In the video, backpropagation is discussed as the core algorithm behind how neural networks learn. The video starts by providing a quick recap of neural networks and gradient descent, setting the stage for understanding backpropagation. The example given involves recognizing handwritten digits, with a network consisting of input and output layers, as well as two hidden layers. The goal of backpropagation is to compute the gradient of the cost function, indicating how weights and biases should be adjusted to minimize the cost efficiently.

The video explains the intuition behind backpropagation without delving into complex mathematical formulas. It emphasizes the idea that the gradient provides information on how sensitive the cost function is to changes in weights and biases. By understanding the relative sensitivity of each component, adjustments can be made proportionally to achieve a rapid decrease in cost. The process involves considering the impact of individual training examples on weight and bias adjustments, with a focus on nudging the network towards correct classifications.

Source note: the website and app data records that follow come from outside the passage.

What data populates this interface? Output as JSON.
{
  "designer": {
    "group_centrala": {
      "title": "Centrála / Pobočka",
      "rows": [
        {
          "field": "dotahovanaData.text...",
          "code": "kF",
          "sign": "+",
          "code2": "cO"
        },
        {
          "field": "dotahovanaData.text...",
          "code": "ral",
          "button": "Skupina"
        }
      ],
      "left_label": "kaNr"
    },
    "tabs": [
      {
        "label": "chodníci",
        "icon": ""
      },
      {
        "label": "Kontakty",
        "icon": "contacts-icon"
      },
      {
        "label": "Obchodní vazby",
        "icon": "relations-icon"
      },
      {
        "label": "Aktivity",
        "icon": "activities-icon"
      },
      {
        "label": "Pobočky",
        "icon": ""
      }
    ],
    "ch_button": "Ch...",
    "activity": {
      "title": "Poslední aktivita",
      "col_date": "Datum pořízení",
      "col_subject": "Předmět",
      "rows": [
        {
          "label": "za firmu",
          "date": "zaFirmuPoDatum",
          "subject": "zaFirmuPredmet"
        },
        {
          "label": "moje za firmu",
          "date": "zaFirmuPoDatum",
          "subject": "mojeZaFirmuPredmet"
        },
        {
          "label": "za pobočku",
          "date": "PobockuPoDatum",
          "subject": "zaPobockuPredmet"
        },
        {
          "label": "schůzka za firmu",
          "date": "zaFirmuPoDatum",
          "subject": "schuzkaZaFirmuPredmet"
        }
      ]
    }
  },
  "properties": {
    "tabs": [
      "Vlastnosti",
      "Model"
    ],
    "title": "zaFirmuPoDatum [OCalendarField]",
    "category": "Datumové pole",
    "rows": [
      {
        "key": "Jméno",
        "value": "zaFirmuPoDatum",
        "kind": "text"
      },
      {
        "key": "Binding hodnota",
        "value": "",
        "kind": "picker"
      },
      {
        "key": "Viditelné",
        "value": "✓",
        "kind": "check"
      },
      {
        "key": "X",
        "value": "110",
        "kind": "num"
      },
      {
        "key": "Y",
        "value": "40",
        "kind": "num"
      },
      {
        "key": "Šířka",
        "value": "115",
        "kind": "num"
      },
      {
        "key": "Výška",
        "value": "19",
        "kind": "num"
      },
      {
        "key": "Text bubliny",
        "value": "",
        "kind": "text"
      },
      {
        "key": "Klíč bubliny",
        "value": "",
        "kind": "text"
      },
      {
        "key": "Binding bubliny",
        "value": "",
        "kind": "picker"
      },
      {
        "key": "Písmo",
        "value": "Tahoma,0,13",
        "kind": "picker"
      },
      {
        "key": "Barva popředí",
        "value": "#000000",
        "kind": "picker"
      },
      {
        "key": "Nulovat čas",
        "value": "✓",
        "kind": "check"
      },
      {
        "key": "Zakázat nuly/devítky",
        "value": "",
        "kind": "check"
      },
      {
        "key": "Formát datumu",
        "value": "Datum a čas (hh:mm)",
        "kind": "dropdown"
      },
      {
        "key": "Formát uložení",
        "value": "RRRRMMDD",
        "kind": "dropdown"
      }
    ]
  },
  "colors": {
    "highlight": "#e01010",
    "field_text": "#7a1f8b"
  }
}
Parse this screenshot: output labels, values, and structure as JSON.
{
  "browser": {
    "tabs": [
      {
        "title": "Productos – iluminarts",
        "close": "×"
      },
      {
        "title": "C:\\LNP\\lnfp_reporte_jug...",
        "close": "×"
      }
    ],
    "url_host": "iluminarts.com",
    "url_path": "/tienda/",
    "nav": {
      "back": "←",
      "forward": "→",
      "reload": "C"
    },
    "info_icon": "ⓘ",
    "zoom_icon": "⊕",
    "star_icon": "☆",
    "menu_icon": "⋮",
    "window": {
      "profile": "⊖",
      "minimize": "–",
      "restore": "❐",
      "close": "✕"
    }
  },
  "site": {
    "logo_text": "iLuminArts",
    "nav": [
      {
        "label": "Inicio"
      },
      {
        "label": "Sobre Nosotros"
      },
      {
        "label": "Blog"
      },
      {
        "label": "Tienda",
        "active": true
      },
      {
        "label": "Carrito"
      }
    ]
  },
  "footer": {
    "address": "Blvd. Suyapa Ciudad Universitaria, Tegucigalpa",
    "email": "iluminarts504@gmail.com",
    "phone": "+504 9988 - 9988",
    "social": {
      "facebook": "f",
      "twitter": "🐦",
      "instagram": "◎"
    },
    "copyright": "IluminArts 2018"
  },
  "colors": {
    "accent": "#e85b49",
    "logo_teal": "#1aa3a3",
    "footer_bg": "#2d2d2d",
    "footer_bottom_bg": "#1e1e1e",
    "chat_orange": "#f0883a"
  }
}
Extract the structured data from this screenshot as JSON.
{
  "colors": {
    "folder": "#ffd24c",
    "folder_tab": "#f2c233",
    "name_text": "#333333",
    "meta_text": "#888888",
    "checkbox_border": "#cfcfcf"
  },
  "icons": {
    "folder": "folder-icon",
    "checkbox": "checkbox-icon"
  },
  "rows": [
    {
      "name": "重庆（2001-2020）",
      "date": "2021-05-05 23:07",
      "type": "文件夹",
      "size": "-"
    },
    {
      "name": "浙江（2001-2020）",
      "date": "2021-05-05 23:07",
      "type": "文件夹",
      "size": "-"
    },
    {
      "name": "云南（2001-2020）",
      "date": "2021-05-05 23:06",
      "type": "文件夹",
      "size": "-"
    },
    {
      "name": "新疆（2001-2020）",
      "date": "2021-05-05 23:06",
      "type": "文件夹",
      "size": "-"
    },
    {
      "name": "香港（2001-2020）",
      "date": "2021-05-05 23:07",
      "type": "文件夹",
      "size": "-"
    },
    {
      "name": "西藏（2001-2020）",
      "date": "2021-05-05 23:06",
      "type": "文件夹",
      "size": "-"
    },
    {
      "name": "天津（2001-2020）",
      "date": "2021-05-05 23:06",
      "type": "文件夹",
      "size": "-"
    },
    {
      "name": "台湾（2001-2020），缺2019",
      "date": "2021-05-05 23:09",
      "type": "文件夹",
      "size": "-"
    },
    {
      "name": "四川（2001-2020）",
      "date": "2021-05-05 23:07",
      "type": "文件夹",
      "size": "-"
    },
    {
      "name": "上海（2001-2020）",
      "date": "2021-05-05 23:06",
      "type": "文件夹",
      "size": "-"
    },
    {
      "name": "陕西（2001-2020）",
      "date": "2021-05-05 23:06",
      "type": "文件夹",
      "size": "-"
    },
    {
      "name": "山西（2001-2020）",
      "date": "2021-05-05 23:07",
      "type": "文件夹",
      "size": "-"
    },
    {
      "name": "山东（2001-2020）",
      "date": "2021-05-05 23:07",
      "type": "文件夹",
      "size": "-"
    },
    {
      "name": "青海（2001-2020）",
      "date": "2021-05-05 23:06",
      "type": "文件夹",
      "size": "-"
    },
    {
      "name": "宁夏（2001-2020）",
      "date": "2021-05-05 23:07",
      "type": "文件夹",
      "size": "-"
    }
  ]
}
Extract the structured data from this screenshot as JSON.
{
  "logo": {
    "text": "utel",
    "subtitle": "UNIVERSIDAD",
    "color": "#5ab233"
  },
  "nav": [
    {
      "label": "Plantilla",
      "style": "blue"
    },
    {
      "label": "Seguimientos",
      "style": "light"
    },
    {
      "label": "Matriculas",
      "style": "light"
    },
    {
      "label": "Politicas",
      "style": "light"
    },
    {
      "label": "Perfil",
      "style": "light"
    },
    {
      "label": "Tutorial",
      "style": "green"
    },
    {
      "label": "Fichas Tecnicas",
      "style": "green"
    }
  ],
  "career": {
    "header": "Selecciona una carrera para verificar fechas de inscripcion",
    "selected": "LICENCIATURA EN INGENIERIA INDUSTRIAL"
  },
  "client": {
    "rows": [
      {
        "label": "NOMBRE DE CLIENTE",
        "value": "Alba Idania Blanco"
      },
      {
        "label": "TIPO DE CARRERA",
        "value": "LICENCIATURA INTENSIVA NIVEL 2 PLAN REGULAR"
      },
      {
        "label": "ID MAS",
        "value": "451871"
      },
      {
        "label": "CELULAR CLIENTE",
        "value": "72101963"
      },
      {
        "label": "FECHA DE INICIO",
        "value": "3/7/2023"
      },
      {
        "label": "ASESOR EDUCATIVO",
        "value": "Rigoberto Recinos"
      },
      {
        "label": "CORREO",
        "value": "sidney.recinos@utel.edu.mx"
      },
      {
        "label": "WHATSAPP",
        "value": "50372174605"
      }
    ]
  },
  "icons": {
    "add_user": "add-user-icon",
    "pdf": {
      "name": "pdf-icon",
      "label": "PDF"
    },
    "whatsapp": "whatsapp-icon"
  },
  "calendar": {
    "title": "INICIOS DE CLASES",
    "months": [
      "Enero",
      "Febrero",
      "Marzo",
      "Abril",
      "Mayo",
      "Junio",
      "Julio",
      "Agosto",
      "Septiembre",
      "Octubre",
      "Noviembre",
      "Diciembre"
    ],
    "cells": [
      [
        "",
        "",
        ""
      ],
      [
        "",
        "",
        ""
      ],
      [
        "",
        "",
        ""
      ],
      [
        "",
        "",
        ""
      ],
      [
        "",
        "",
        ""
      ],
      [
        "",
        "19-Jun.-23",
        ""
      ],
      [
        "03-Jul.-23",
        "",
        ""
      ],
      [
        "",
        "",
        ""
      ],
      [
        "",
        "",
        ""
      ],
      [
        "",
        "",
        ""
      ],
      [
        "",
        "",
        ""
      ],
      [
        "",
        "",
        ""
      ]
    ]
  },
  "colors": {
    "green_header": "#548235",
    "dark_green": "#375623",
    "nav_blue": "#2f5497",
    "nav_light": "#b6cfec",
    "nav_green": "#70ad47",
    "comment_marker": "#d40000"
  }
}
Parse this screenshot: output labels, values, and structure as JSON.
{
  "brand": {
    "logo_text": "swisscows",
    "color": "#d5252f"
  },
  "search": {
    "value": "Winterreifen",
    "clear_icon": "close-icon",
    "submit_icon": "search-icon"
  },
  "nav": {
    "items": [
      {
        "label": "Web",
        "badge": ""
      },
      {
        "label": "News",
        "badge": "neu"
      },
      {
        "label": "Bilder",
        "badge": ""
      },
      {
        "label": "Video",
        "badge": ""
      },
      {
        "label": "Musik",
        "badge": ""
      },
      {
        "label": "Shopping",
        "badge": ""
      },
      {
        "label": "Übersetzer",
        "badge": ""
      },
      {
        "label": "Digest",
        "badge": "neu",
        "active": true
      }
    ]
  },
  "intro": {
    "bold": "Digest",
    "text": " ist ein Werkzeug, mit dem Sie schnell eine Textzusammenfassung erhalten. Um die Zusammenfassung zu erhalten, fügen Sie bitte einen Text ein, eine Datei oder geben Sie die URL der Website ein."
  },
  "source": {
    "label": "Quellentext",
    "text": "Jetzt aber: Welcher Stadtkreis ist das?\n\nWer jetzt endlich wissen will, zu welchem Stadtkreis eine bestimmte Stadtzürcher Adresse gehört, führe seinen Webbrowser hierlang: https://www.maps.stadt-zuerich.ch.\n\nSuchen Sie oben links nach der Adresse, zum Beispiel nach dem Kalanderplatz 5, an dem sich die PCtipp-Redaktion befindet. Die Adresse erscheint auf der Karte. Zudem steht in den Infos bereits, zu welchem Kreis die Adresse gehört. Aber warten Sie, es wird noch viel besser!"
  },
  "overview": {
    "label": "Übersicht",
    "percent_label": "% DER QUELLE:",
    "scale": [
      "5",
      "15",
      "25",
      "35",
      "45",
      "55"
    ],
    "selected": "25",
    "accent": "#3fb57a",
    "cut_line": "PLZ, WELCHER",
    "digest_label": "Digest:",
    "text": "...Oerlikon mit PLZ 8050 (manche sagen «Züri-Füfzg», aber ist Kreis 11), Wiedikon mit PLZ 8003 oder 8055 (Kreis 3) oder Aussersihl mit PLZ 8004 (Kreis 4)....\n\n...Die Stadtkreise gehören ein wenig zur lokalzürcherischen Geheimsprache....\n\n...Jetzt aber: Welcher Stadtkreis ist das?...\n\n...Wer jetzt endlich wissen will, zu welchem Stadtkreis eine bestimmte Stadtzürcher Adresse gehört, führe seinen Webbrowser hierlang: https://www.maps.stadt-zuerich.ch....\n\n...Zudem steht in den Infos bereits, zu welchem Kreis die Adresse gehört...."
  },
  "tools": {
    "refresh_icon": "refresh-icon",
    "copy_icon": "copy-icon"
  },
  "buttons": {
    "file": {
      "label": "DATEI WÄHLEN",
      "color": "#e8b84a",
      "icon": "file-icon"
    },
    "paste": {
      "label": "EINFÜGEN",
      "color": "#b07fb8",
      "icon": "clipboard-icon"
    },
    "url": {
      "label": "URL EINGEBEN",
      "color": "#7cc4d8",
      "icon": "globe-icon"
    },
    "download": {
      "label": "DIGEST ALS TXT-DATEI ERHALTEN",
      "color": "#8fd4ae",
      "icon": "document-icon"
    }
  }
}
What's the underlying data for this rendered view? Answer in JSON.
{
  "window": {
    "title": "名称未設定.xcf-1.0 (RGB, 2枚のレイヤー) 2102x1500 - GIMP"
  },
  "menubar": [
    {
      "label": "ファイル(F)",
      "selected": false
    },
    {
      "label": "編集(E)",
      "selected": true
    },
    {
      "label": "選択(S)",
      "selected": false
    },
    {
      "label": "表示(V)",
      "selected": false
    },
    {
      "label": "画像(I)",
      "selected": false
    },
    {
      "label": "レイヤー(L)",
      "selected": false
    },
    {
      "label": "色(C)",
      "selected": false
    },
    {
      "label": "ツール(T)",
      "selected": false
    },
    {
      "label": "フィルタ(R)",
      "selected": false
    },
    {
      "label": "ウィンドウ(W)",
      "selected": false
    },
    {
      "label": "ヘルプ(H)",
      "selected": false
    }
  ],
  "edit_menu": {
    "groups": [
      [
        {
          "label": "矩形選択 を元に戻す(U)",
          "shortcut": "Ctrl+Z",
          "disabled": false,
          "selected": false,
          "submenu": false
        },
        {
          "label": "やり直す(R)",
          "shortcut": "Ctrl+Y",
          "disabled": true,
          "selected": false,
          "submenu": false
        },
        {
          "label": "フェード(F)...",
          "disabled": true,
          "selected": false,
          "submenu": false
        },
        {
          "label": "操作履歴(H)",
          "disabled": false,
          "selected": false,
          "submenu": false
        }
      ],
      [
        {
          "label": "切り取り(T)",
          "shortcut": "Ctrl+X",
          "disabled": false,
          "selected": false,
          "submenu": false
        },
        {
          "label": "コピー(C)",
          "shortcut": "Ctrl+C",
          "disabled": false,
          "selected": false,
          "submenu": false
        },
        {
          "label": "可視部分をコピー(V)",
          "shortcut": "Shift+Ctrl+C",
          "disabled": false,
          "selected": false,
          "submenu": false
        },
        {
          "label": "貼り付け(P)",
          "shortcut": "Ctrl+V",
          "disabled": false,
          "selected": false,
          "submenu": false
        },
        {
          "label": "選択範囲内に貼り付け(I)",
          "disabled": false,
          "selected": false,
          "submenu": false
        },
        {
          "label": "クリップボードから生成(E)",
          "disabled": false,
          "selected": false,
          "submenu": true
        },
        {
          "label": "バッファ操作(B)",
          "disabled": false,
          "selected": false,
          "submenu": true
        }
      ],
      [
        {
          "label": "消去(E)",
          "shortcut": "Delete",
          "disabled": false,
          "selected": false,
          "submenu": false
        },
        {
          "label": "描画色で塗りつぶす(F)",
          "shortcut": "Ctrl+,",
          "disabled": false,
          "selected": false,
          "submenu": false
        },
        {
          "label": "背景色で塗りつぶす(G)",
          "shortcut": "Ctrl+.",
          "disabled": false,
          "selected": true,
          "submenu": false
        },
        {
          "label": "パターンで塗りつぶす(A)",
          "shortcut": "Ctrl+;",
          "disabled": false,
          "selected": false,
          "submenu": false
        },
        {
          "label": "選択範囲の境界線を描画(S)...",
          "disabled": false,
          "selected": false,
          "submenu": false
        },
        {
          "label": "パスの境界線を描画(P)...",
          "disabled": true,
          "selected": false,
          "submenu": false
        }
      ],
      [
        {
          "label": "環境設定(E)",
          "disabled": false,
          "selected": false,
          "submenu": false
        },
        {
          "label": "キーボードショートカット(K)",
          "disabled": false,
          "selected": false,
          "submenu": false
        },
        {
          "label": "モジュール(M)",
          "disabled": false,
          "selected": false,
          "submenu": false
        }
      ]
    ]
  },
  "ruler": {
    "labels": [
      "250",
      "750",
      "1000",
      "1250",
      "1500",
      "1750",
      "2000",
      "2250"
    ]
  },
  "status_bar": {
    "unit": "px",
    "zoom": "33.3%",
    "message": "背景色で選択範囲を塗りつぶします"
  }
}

The concept of neurons firing together wire together, inspired by Hebbian theory in neuroscience, is introduced to explain how connections are strengthened between active neurons. The video breaks down how adjustments to weights, biases, and activations in each layer contribute to changing the networkâ€™s behavior. The backpropagation process involves propagating desired changes from the output layer back through the network, considering the collective impact of all training examples to update weights and biases.

To improve computational efficiency, mini-batch stochastic gradient descent is introduced as a practical way to approximate the gradient descent step. By randomly shuffling and dividing training data into mini-batches, adjustments are made based on subsets of examples rather than the entire dataset. This approach speeds up the learning process while still converging towards a local minimum of the cost function. Overall, backpropagation is explained as the algorithm for determining how individual training examples influence weight and bias adjustments to guide the network towards accurate predictions.

The video concludes by highlighting the importance of having sufficient training data for backpropagation to work effectively. Using the MNIST database as an example, the challenge of obtaining labeled training data is emphasized as a common hurdle in machine learning tasks. Understanding the mechanics of backpropagation, including how adjustments are made based on individual training examples and the role of gradient descent in updating weights and biases, provides a foundational understanding of how neural networks learn and improve their performance.